Collect each line of the records containing the string "JSON".

"""

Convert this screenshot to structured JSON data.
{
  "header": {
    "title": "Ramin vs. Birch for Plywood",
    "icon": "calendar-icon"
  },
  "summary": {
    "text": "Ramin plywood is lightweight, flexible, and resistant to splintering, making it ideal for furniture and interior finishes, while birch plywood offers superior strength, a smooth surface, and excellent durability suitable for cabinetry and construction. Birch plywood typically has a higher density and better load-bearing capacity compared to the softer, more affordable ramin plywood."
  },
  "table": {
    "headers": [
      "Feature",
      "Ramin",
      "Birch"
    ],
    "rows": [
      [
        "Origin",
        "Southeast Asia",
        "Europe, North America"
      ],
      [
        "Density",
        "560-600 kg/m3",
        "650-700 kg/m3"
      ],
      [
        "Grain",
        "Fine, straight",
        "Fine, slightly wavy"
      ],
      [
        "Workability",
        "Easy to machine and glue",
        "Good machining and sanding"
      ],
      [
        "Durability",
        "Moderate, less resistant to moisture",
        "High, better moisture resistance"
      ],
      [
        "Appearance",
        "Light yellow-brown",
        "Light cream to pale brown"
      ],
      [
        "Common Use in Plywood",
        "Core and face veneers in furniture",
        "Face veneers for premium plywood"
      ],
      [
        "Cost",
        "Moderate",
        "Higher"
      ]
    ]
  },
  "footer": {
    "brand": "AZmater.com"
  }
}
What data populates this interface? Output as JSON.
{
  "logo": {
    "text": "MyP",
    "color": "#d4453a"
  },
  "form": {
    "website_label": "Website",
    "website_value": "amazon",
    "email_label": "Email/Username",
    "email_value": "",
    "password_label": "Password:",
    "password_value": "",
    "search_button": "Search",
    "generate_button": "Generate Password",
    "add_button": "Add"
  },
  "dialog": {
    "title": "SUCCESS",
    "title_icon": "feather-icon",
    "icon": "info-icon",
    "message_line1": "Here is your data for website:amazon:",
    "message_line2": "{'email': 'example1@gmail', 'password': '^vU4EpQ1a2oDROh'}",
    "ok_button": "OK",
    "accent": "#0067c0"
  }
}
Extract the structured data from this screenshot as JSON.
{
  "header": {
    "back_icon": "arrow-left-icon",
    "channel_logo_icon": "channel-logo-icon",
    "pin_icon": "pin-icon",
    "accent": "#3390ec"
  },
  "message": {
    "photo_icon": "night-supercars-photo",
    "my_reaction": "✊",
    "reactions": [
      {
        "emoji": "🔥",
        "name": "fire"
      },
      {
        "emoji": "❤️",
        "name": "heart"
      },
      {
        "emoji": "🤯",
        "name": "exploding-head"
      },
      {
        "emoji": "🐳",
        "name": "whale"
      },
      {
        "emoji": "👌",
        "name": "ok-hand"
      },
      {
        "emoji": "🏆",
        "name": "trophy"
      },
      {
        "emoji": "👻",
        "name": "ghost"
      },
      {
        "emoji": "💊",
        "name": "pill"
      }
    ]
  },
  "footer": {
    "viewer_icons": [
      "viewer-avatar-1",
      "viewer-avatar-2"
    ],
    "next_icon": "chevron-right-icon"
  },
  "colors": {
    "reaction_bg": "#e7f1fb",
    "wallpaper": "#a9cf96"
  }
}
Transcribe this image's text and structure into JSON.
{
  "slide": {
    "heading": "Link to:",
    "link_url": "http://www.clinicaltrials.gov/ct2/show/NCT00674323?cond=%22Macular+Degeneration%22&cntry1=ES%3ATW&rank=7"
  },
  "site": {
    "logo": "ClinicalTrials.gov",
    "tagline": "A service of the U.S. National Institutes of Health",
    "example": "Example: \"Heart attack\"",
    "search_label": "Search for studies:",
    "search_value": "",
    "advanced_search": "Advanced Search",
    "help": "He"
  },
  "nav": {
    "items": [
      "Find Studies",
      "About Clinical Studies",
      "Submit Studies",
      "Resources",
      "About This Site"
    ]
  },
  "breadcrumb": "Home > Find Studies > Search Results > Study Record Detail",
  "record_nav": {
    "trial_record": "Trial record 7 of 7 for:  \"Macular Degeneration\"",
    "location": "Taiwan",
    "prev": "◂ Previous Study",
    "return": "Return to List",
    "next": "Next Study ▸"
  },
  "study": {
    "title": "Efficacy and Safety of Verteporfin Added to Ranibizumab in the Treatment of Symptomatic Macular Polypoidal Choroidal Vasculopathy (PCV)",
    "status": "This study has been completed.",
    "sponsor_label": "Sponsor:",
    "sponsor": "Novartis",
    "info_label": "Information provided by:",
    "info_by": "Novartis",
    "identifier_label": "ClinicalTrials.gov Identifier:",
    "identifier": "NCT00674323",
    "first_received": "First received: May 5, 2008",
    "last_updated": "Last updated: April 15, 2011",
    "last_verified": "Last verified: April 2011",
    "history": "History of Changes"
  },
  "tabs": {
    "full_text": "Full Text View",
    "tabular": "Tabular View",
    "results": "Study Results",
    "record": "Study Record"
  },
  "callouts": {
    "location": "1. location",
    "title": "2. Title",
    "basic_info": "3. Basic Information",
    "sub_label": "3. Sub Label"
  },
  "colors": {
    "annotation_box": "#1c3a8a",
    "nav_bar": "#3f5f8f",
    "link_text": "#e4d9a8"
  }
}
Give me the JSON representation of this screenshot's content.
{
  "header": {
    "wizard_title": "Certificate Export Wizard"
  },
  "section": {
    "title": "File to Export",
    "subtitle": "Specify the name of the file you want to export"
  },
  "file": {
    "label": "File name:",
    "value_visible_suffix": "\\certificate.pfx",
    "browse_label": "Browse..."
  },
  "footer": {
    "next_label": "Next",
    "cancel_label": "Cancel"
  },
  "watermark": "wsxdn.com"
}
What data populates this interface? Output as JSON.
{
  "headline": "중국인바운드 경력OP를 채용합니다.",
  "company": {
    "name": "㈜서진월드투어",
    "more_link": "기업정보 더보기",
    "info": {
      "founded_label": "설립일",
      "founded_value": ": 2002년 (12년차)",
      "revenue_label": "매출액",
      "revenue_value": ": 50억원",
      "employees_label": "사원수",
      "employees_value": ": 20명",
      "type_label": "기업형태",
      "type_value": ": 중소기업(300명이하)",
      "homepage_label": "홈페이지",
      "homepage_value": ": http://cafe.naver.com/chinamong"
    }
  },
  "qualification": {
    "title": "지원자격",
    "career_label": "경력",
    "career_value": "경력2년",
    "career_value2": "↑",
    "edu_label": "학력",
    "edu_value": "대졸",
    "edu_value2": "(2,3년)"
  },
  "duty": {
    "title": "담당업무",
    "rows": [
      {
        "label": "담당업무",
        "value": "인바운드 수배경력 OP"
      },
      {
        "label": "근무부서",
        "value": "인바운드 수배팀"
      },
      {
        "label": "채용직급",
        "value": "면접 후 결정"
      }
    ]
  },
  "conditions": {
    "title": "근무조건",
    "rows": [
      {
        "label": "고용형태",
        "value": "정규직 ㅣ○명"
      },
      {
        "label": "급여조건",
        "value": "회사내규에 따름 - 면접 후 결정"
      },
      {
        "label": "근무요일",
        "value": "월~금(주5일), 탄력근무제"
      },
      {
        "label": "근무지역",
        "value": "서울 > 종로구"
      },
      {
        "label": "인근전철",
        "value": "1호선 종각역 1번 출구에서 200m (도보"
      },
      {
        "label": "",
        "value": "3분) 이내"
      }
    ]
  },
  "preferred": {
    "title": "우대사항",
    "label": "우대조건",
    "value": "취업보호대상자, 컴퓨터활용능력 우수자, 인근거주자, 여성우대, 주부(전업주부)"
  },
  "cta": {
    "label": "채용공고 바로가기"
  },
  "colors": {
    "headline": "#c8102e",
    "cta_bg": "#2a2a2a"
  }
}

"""

> Answer:
Convert this screenshot to structured JSON data.
What data populates this interface? Output as JSON.
Extract the structured data from this screenshot as JSON.
Transcribe this image's text and structure into JSON.
Give me the JSON representation of this screenshot's content.
What data populates this interface? Output as JSON.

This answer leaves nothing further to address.